potentially valuable business for aircraft and engine makers.
"This is an industry that thrives on producing incremental
products, where just a couple of percentage points in
performance can make a dramatic difference," said aerospace
analyst Richard Aboulafia of Virginia-based Teal Group.
"There is no prize for being second."
The Boeing 737 is the U.S. company's most popular aircraft
and competes with the Airbus A320 in the largest segment of the
aircraft market, estimated at $2 trillion over 20 years.
Both planemakers are bringing out revamped versions of these
roughly 150-seat jets from around the middle of the decade.
Boeing says its 737 MAX 8 will cost 8 percent less to
operate per seat than the revamped A320neo. Airbus says the
Airbus aircraft has a 3.3 percent cost advantage per seat.
Much of that discrepancy is due to a basic disagreement over
the relative merits of the existing generation of aircraft.
Boeing says its 737 is already 8 percent more efficient per
seat than the current A320. Airbus says the roughly 50/50 market
split in recent years indicates the aircraft are comparable.
"I will claim an extra couple of percent better for mine and
they should be claiming a couple of percent better for theirs,
and if you talk to most airlines, they say they come out about
equal," Leahy said in a telephone interview.
Such contradictory claims are also being made for some of
their largest aircraft.
Boeing's 747-8 is a stretched 467-seat version of its
legendary jumbo jet and is designed to compete with the 525-seat
Airbus A380 superjumbo, the world's largest airliner.
In ads, Boeing says the total trip costs of the 747-8 are 26
percent less than an A380. Airbus says the 747-8 has 10 percent
lower trip costs, but that the A380 is 30 percent bigger,
allowing airlines to gain by filling up the extra seats.
Rivalry between Airbus and Boeing comes as no surprise, but
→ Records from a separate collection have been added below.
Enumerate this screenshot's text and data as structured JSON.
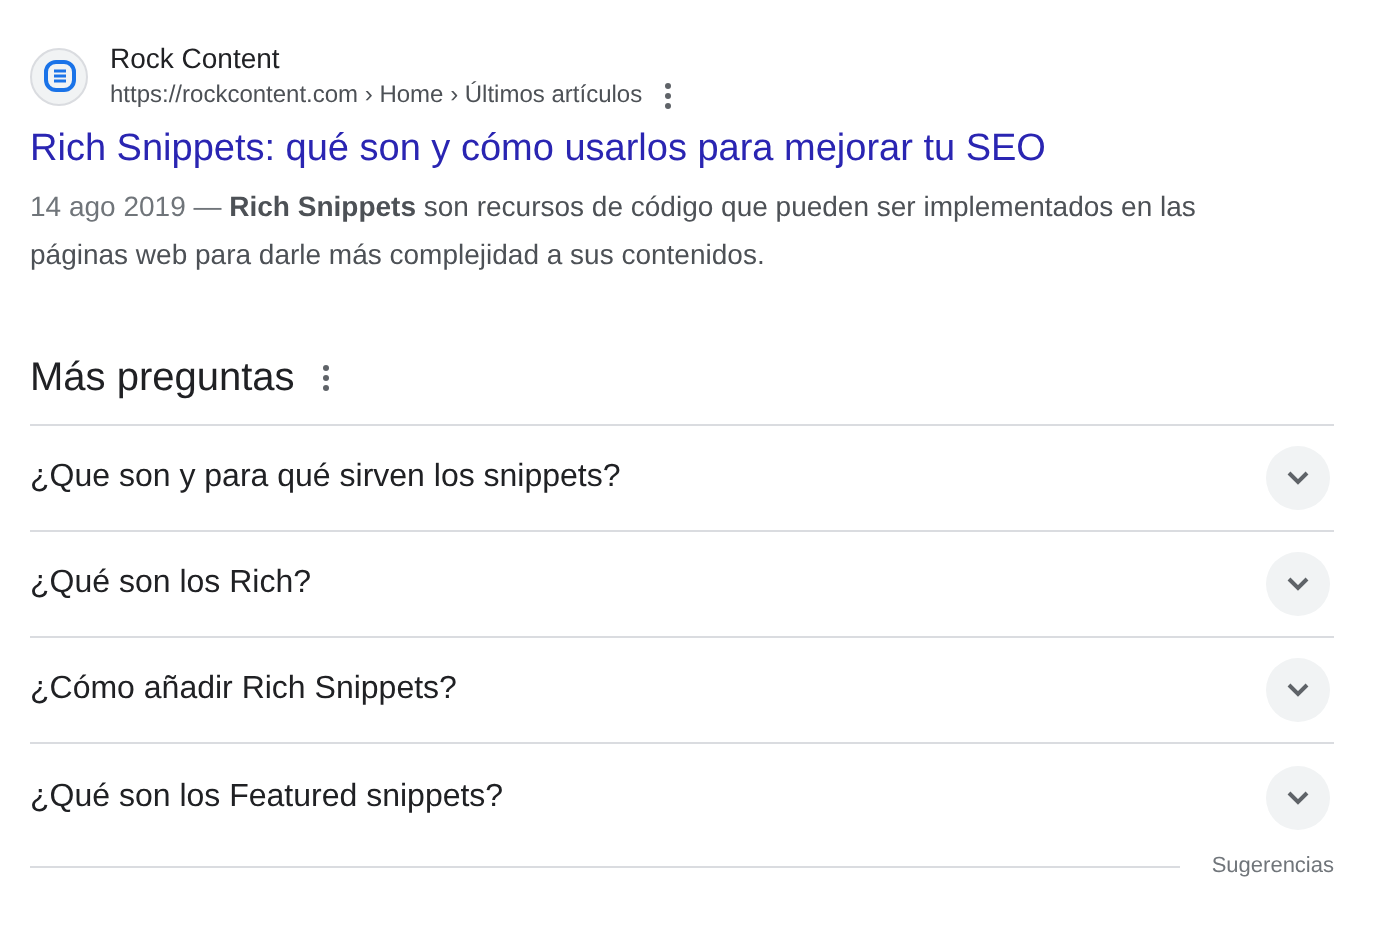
{
  "result": {
    "site_name": "Rock Content",
    "url": "https://rockcontent.com › Home › Últimos artículos",
    "title": "Rich Snippets: qué son y cómo usarlos para mejorar tu SEO",
    "date": "14 ago 2019 —",
    "snippet": "**Rich Snippets** son recursos de código que pueden ser implementados en las páginas web para darle más complejidad a sus contenidos."
  },
  "questions": {
    "heading": "Más preguntas",
    "items": [
      {
        "text": "¿Que son y para qué sirven los snippets?",
        "expanded": false
      },
      {
        "text": "¿Qué son los Rich?",
        "expanded": false
      },
      {
        "text": "¿Cómo añadir Rich Snippets?",
        "expanded": false
      },
      {
        "text": "¿Qué son los Featured snippets?",
        "expanded": false
      }
    ],
    "footer": "Sugerencias"
  }
}
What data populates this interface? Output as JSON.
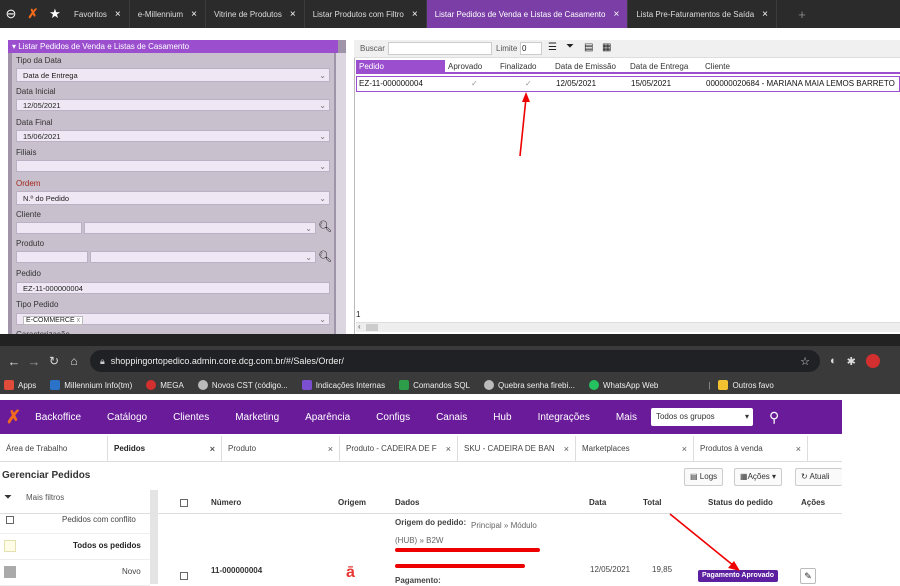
{
  "top_tabs": [
    {
      "label": "Favoritos",
      "close": "×"
    },
    {
      "label": "e-Millennium",
      "close": "×"
    },
    {
      "label": "Vitrine de Produtos",
      "close": "×"
    },
    {
      "label": "Listar Produtos com Filtro",
      "close": "×"
    },
    {
      "label": "Listar Pedidos de Venda e Listas de Casamento",
      "close": "×"
    },
    {
      "label": "Lista Pre-Faturamentos de Saída",
      "close": "×"
    }
  ],
  "left_panel": {
    "title": "▾ Listar Pedidos de Venda e Listas de Casamento",
    "tipo_data_label": "Tipo da Data",
    "tipo_data_value": "Data de Entrega",
    "data_inicial_label": "Data Inicial",
    "data_inicial_value": "12/05/2021",
    "data_final_label": "Data Final",
    "data_final_value": "15/06/2021",
    "filiais_label": "Filiais",
    "ordem_label": "Ordem",
    "ordem_value": "N.º do Pedido",
    "cliente_label": "Cliente",
    "produto_label": "Produto",
    "pedido_label": "Pedido",
    "pedido_value": "EZ-11-000000004",
    "tipo_pedido_label": "Tipo Pedido",
    "tipo_pedido_value": "E-COMMERCE",
    "tipo_pedido_x": "x",
    "cut_label": "Caracterização"
  },
  "right_panel": {
    "buscar": "Buscar",
    "limite_label": "Limite",
    "limite_value": "0",
    "headers": [
      "Pedido",
      "Aprovado",
      "Finalizado",
      "Data de Emissão",
      "Data de Entrega",
      "Cliente"
    ],
    "row": {
      "pedido": "EZ-11-000000004",
      "aprovado": "✓",
      "finalizado": "✓",
      "emissao": "12/05/2021",
      "entrega": "15/05/2021",
      "cliente": "000000020684 - MARIANA MAIA LEMOS BARRETO"
    },
    "count": "1"
  },
  "browser": {
    "url": "shoppingortopedico.admin.core.dcg.com.br/#/Sales/Order/"
  },
  "bookmarks": [
    {
      "label": "Apps",
      "color": "#e04b3a"
    },
    {
      "label": "Millennium Info(tm)",
      "color": "#2a73c9"
    },
    {
      "label": "MEGA",
      "color": "#d32f2f"
    },
    {
      "label": "Novos CST (código...",
      "color": "#bbbbbb"
    },
    {
      "label": "Indicações Internas",
      "color": "#7b4fd0"
    },
    {
      "label": "Comandos SQL",
      "color": "#2e9d4a"
    },
    {
      "label": "Quebra senha firebi...",
      "color": "#bbbbbb"
    },
    {
      "label": "WhatsApp Web",
      "color": "#25c05f"
    },
    {
      "label": "Outros favo",
      "color": "#f2c230"
    }
  ],
  "nav": {
    "items": [
      "Backoffice",
      "Catálogo",
      "Clientes",
      "Marketing",
      "Aparência",
      "Configs",
      "Canais",
      "Hub",
      "Integrações",
      "Mais"
    ],
    "group_select": "Todos os grupos"
  },
  "tabs2": [
    {
      "label": "Área de Trabalho",
      "close": ""
    },
    {
      "label": "Pedidos",
      "close": "×"
    },
    {
      "label": "Produto",
      "close": "×"
    },
    {
      "label": "Produto - CADEIRA DE F",
      "close": "×"
    },
    {
      "label": "SKU - CADEIRA DE BAN",
      "close": "×"
    },
    {
      "label": "Marketplaces",
      "close": "×"
    },
    {
      "label": "Produtos à venda",
      "close": "×"
    }
  ],
  "manager": {
    "title": "Gerenciar Pedidos",
    "logs": "Logs",
    "acoes": "Ações",
    "atualizar": "Atuali"
  },
  "filters": {
    "mais": "Mais filtros",
    "items": [
      "Pedidos com conflito",
      "Todos os pedidos",
      "Novo"
    ]
  },
  "grid": {
    "headers": [
      "Número",
      "Origem",
      "Dados",
      "Data",
      "Total",
      "Status do pedido",
      "Ações"
    ],
    "row": {
      "numero": "11-000000004",
      "origem_line": "Origem do pedido:",
      "origem_val": "Principal » Módulo (HUB) » B2W",
      "data": "12/05/2021",
      "total": "19,85",
      "status": "Pagamento Aprovado",
      "pagamento": "Pagamento:"
    }
  }
}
rhetoric has sharpened as Boeing looks set to recover the top
spot in the industry by out selling Airbus this year. Airbus
says its rival is merely catching up after a record European
year in 2011.
Industry analysts and executives say competition has also
intensified since Ray Conner stepped up from being Boeing sales
chief to become president of the commercial division in June.
Rivalries in aerospace are fierce and Leahy has himself been
accused by Boeing executives of overstepping boundaries at
airshow appearances, but detailed attacks are rare.
Monday's Airbus advertisement is not Pinocchio's first
appearance in the take no-prisoners world of aviation.
At the Farnborough Airshow in 1994, the head of Boeing's
jetliner unit compared an Airbus executive to Pinocchio in a
spat over market share, according to Flight International.
In 2010, Ryanair Holdings Plc Chief Executive
Michael O'Leary apologised and paid damages to top European
rival Stelios Haji-Iouannou for depicting the easyJet Plc
founder as Pinocchio and suggesting he was lying about